Problem to work on: Wherever "this" shows up in the records below, copy the whole line.

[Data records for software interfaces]
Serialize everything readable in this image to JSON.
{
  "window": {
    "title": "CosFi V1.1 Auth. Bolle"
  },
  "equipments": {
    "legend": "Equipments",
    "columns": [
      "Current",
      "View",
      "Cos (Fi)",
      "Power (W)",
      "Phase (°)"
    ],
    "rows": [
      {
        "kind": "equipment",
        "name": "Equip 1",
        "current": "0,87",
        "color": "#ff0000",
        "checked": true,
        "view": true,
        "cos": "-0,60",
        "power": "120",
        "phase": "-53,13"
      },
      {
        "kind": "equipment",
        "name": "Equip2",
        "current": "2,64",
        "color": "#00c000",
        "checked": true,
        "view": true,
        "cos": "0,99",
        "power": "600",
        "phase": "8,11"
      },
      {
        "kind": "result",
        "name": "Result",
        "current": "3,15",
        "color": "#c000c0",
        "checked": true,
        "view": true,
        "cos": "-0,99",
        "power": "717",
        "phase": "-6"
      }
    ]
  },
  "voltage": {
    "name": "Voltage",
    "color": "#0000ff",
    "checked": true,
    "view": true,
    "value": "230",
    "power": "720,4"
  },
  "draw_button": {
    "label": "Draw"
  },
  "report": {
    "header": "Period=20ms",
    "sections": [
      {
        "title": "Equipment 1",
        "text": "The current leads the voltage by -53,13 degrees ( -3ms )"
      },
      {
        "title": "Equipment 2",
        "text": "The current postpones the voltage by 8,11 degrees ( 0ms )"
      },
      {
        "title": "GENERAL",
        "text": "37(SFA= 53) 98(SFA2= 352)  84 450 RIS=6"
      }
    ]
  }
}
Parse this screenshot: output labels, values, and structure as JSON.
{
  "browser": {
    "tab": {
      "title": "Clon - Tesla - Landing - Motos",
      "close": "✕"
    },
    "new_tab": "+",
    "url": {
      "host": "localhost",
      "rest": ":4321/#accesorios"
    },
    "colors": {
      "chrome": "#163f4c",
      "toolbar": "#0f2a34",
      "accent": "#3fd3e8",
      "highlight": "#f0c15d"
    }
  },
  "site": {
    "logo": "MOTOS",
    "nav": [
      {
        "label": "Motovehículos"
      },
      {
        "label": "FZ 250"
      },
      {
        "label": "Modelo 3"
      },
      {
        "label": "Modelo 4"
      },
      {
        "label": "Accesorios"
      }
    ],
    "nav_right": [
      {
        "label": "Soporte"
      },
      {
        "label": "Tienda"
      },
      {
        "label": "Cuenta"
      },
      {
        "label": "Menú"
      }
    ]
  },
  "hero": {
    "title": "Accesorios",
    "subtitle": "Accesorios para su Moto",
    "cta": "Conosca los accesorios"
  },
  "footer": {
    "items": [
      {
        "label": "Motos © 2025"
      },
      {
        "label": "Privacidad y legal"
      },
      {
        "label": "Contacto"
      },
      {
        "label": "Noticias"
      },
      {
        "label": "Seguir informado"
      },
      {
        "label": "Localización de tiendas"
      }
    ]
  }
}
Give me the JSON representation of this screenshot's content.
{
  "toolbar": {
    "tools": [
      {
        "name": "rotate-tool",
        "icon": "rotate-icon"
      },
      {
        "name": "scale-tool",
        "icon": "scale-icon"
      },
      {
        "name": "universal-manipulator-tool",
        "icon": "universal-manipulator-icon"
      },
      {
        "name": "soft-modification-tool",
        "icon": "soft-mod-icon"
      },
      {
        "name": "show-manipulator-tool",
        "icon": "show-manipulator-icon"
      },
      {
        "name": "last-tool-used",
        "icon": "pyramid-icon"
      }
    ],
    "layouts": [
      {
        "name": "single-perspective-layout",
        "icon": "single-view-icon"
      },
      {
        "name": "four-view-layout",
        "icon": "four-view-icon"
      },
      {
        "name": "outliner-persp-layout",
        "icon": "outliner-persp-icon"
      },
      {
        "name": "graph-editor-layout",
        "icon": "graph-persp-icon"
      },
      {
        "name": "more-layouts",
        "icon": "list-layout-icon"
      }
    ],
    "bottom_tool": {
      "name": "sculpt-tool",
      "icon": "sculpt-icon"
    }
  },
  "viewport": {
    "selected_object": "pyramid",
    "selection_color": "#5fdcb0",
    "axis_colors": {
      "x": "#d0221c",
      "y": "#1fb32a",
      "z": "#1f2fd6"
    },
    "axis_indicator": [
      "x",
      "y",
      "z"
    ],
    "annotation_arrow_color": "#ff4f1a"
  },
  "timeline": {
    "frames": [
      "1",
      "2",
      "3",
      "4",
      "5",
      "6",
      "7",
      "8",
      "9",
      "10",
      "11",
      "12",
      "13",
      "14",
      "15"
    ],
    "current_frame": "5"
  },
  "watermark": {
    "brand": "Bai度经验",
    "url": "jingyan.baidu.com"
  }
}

Completed task:
Serialize everything readable in this image to JSON.
Parse this screenshot: output labels, values, and structure as JSON.
Give me the JSON representation of this screenshot's content.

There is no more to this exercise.